This review is from: Freefall: Free Markets and the Sinking of the Global Economy (Hardcover)In this brilliant book, the noted American economist Joseph Stiglitz explores why the crisis happened. Across the world, the crisis destroyed 50 million jobs and thrust 200 million people down into extreme poverty. From December 2007 to October 2009 the US economy lost 8 million jobs and unemployment rose to 10.2 per cent. Only 58.5 per cent of the working age population was in work. 2.3 million Americans lost their homes in 2008 alone. Bank executives' contracts were sacred; workers' wage contracts were negotiable - down.
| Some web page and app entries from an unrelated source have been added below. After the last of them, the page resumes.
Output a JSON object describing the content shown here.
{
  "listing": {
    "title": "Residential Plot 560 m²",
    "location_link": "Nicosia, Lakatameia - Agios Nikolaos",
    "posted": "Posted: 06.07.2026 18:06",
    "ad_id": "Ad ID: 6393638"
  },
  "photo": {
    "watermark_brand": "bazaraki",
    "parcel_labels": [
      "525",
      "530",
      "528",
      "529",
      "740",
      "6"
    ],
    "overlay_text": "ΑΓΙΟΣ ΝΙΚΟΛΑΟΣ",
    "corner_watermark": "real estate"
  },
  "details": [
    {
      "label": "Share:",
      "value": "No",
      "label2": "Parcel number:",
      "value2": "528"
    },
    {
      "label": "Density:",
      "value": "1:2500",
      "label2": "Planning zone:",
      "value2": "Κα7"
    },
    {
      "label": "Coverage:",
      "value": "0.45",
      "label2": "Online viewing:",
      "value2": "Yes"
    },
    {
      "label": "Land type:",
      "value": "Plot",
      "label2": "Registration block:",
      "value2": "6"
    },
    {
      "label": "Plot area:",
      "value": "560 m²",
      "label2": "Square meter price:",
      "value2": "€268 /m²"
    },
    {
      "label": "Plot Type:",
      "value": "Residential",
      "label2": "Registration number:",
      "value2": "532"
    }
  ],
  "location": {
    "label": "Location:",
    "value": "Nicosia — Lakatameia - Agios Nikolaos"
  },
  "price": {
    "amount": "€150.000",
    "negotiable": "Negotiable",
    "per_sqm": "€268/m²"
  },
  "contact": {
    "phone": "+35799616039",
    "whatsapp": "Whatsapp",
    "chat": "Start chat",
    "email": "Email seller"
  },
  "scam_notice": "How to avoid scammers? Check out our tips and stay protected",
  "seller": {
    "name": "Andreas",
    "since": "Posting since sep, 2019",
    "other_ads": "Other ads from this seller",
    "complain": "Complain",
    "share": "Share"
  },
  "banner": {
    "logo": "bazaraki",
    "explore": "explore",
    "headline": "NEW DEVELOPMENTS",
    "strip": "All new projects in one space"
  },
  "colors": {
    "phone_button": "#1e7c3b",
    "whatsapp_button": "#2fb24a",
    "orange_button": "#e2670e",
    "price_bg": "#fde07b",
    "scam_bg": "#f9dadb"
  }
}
Stiglitz has a chapter called The Great American Robbery. The top 50 hedge and private equity fund managers got an average $588 million each in 2007. Nine US banks, which made record losses of $100 billion, got $175 billion public money, and promptly paid out a record $33 billion in bonuses. As the Chair of one of the House of Representatives' Committees said, "the banks run the place ... they give three times more money than the next biggest group." Stiglitz notes that the UK's partial privatisation of pensions shifted 40 per cent of their value out of the pensions and into financiers' fees.
The US government, like the British, has lent money to the banks at very low interest rates. Stiglitz asks, "Why not use the government's ability to borrow at a low interest rate to provide less expensive credit to homeowners under stress?" Banks that are `too big to fail' gain from this access to cheaper capital because lenders know that taxpayers will pick up the losses. So these banks grow at the expense of their smaller rivals.
Public money went to the big banks, which didn't lend to small and medium businesses, but kept the money for themselves, in bonuses and dividends. Early in 2009, Hank Paulson, Secretary of the Treasury, ex-Goldman Sachs, gave AIG $180 billion, which then gave Goldman Sachs $13 billion. By contrast, US aid to Africa in 2008 was $6.5 billion.
In the USA, financial firms back the student loans programme, a Public-Private Partnership in which the taxpayer bears the risk and private firms get the gains. The US government issues the loans, so there is no risk of non-payment, but the lenders still charge interest rates as if there were such a risk. Thus the US government gave the private sector $80 billion of taxpayers' money over the last ten years, because using private firms cost that much more than if the government had lent the money itself.
Stiglitz shows that markets are not efficient and self-correcting; they do not allocate resources efficiently, especially not to innovation; and they redistribute wealth (from the poor to the rich), they do not create it. He points out that "Tax cuts encourage consumption, when the government should be promoting investment."
The US government has embraced finance capital, so there is "a predictable outcome - future crises; undue risk-taking at the public expense, no matter what the promise of a new regulatory regime; and greater inefficiency."